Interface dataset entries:

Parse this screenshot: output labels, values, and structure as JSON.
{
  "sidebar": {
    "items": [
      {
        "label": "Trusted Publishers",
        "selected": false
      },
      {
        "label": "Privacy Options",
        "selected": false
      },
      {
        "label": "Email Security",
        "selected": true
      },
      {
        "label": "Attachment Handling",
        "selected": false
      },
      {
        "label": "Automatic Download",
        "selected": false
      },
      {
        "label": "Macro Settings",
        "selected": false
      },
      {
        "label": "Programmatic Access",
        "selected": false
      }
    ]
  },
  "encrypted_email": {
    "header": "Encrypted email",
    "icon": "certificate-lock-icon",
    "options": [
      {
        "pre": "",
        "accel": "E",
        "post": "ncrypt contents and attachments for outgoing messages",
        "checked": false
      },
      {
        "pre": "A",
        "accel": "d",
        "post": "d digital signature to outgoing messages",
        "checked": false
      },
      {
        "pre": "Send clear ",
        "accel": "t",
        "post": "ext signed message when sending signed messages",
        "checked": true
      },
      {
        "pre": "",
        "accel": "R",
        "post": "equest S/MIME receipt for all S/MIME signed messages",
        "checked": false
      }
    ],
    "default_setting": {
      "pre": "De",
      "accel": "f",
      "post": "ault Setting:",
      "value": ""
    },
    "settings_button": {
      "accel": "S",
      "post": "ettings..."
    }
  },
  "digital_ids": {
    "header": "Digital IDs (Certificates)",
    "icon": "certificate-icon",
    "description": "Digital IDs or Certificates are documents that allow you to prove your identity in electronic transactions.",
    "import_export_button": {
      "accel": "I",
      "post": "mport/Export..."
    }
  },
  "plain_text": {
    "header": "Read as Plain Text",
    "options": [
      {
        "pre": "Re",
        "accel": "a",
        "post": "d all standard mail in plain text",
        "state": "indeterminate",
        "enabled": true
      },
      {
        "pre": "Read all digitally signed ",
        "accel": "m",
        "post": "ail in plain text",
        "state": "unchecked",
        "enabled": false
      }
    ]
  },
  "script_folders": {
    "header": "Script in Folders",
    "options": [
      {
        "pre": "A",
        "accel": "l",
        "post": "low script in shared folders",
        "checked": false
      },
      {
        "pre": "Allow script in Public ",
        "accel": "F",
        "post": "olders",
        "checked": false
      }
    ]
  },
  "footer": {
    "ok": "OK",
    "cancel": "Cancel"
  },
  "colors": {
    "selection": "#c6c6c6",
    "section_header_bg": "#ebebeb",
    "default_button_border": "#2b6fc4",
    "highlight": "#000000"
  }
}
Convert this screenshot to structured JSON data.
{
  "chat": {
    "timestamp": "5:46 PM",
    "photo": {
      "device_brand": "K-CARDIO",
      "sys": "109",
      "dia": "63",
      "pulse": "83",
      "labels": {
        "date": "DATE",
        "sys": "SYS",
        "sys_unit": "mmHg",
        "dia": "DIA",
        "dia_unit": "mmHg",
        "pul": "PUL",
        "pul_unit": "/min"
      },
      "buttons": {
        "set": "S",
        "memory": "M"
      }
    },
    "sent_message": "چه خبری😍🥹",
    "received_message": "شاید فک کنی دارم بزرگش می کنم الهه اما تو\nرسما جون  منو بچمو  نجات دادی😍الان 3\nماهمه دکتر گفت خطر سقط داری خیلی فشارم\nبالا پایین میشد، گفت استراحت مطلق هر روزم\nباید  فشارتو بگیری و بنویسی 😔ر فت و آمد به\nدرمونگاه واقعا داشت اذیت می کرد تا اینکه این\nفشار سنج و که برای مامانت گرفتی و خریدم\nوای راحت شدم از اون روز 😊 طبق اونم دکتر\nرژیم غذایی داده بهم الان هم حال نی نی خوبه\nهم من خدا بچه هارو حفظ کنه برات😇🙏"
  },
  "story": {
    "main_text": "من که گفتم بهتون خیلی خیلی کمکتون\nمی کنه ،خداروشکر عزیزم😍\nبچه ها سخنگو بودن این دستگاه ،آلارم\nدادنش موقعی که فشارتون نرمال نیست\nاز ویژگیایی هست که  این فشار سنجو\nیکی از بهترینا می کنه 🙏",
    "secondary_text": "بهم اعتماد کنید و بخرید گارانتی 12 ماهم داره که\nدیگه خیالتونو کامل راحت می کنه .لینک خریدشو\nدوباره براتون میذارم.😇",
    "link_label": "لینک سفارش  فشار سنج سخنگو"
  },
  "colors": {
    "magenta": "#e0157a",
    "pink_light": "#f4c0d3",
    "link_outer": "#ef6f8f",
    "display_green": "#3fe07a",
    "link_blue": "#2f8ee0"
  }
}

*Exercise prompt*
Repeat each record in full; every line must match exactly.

*Exercise solution*
Parse this screenshot: output labels, values, and structure as JSON.
{
  "sidebar": {
    "items": [
      {
        "label": "Trusted Publishers",
        "selected": false
      },
      {
        "label": "Privacy Options",
        "selected": false
      },
      {
        "label": "Email Security",
        "selected": true
      },
      {
        "label": "Attachment Handling",
        "selected": false
      },
      {
        "label": "Automatic Download",
        "selected": false
      },
      {
        "label": "Macro Settings",
        "selected": false
      },
      {
        "label": "Programmatic Access",
        "selected": false
      }
    ]
  },
  "encrypted_email": {
    "header": "Encrypted email",
    "icon": "certificate-lock-icon",
    "options": [
      {
        "pre": "",
        "accel": "E",
        "post": "ncrypt contents and attachments for outgoing messages",
        "checked": false
      },
      {
        "pre": "A",
        "accel": "d",
        "post": "d digital signature to outgoing messages",
        "checked": false
      },
      {
        "pre": "Send clear ",
        "accel": "t",
        "post": "ext signed message when sending signed messages",
        "checked": true
      },
      {
        "pre": "",
        "accel": "R",
        "post": "equest S/MIME receipt for all S/MIME signed messages",
        "checked": false
      }
    ],
    "default_setting": {
      "pre": "De",
      "accel": "f",
      "post": "ault Setting:",
      "value": ""
    },
    "settings_button": {
      "accel": "S",
      "post": "ettings..."
    }
  },
  "digital_ids": {
    "header": "Digital IDs (Certificates)",
    "icon": "certificate-icon",
    "description": "Digital IDs or Certificates are documents that allow you to prove your identity in electronic transactions.",
    "import_export_button": {
      "accel": "I",
      "post": "mport/Export..."
    }
  },
  "plain_text": {
    "header": "Read as Plain Text",
    "options": [
      {
        "pre": "Re",
        "accel": "a",
        "post": "d all standard mail in plain text",
        "state": "indeterminate",
        "enabled": true
      },
      {
        "pre": "Read all digitally signed ",
        "accel": "m",
        "post": "ail in plain text",
        "state": "unchecked",
        "enabled": false
      }
    ]
  },
  "script_folders": {
    "header": "Script in Folders",
    "options": [
      {
        "pre": "A",
        "accel": "l",
        "post": "low script in shared folders",
        "checked": false
      },
      {
        "pre": "Allow script in Public ",
        "accel": "F",
        "post": "olders",
        "checked": false
      }
    ]
  },
  "footer": {
    "ok": "OK",
    "cancel": "Cancel"
  },
  "colors": {
    "selection": "#c6c6c6",
    "section_header_bg": "#ebebeb",
    "default_button_border": "#2b6fc4",
    "highlight": "#000000"
  }
}
Convert this screenshot to structured JSON data.
{
  "chat": {
    "timestamp": "5:46 PM",
    "photo": {
      "device_brand": "K-CARDIO",
      "sys": "109",
      "dia": "63",
      "pulse": "83",
      "labels": {
        "date": "DATE",
        "sys": "SYS",
        "sys_unit": "mmHg",
        "dia": "DIA",
        "dia_unit": "mmHg",
        "pul": "PUL",
        "pul_unit": "/min"
      },
      "buttons": {
        "set": "S",
        "memory": "M"
      }
    },
    "sent_message": "چه خبری😍🥹",
    "received_message": "شاید فک کنی دارم بزرگش می کنم الهه اما تو\nرسما جون  منو بچمو  نجات دادی😍الان 3\nماهمه دکتر گفت خطر سقط داری خیلی فشارم\nبالا پایین میشد، گفت استراحت مطلق هر روزم\nباید  فشارتو بگیری و بنویسی 😔ر فت و آمد به\nدرمونگاه واقعا داشت اذیت می کرد تا اینکه این\nفشار سنج و که برای مامانت گرفتی و خریدم\nوای راحت شدم از اون روز 😊 طبق اونم دکتر\nرژیم غذایی داده بهم الان هم حال نی نی خوبه\nهم من خدا بچه هارو حفظ کنه برات😇🙏"
  },
  "story": {
    "main_text": "من که گفتم بهتون خیلی خیلی کمکتون\nمی کنه ،خداروشکر عزیزم😍\nبچه ها سخنگو بودن این دستگاه ،آلارم\nدادنش موقعی که فشارتون نرمال نیست\nاز ویژگیایی هست که  این فشار سنجو\nیکی از بهترینا می کنه 🙏",
    "secondary_text": "بهم اعتماد کنید و بخرید گارانتی 12 ماهم داره که\nدیگه خیالتونو کامل راحت می کنه .لینک خریدشو\nدوباره براتون میذارم.😇",
    "link_label": "لینک سفارش  فشار سنج سخنگو"
  },
  "colors": {
    "magenta": "#e0157a",
    "pink_light": "#f4c0d3",
    "link_outer": "#ef6f8f",
    "display_green": "#3fe07a",
    "link_blue": "#2f8ee0"
  }
}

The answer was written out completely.